App and web page records:
========
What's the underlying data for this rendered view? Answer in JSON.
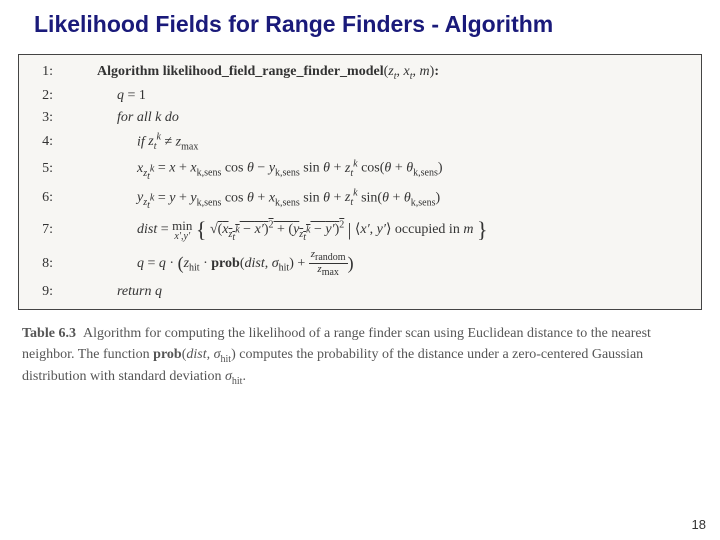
{
  "title": "Likelihood Fields for Range Finders - Algorithm",
  "algo": {
    "header_prefix": "Algorithm likelihood_field_range_finder_model",
    "header_args": "(z_t, x_t, m):",
    "lines": {
      "l1": "1:",
      "l2": "2:",
      "l3": "3:",
      "l4": "4:",
      "l5": "5:",
      "l6": "6:",
      "l7": "7:",
      "l8": "8:",
      "l9": "9:"
    },
    "q_init": "q = 1",
    "for_all": "for all k do",
    "if_cond": "if z_t^k ≠ z_max",
    "eq5": "x_{z_t^k} = x + x_{k,sens} cos θ − y_{k,sens} sin θ + z_t^k cos(θ + θ_{k,sens})",
    "eq6": "y_{z_t^k} = y + y_{k,sens} cos θ + x_{k,sens} sin θ + z_t^k sin(θ + θ_{k,sens})",
    "eq7": "dist = min_{x',y'} { √((x_{z_t^k} − x')² + (y_{z_t^k} − y')²) | ⟨x', y'⟩ occupied in m }",
    "eq8": "q = q · ( z_hit · prob(dist, σ_hit) + z_random / z_max )",
    "return": "return q"
  },
  "caption": {
    "label": "Table 6.3",
    "text": "Algorithm for computing the likelihood of a range finder scan using Euclidean distance to the nearest neighbor. The function prob(dist, σ_hit) computes the probability of the distance under a zero-centered Gaussian distribution with standard deviation σ_hit."
  },
  "page_number": "18"
}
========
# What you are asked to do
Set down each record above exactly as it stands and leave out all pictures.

# Reply
What's the underlying data for this rendered view? Answer in JSON.
{
  "title": "Likelihood Fields for Range Finders - Algorithm",
  "algo": {
    "header_prefix": "Algorithm likelihood_field_range_finder_model",
    "header_args": "(z_t, x_t, m):",
    "lines": {
      "l1": "1:",
      "l2": "2:",
      "l3": "3:",
      "l4": "4:",
      "l5": "5:",
      "l6": "6:",
      "l7": "7:",
      "l8": "8:",
      "l9": "9:"
    },
    "q_init": "q = 1",
    "for_all": "for all k do",
    "if_cond": "if z_t^k ≠ z_max",
    "eq5": "x_{z_t^k} = x + x_{k,sens} cos θ − y_{k,sens} sin θ + z_t^k cos(θ + θ_{k,sens})",
    "eq6": "y_{z_t^k} = y + y_{k,sens} cos θ + x_{k,sens} sin θ + z_t^k sin(θ + θ_{k,sens})",
    "eq7": "dist = min_{x',y'} { √((x_{z_t^k} − x')² + (y_{z_t^k} − y')²) | ⟨x', y'⟩ occupied in m }",
    "eq8": "q = q · ( z_hit · prob(dist, σ_hit) + z_random / z_max )",
    "return": "return q"
  },
  "caption": {
    "label": "Table 6.3",
    "text": "Algorithm for computing the likelihood of a range finder scan using Euclidean distance to the nearest neighbor. The function prob(dist, σ_hit) computes the probability of the distance under a zero-centered Gaussian distribution with standard deviation σ_hit."
  },
  "page_number": "18"
}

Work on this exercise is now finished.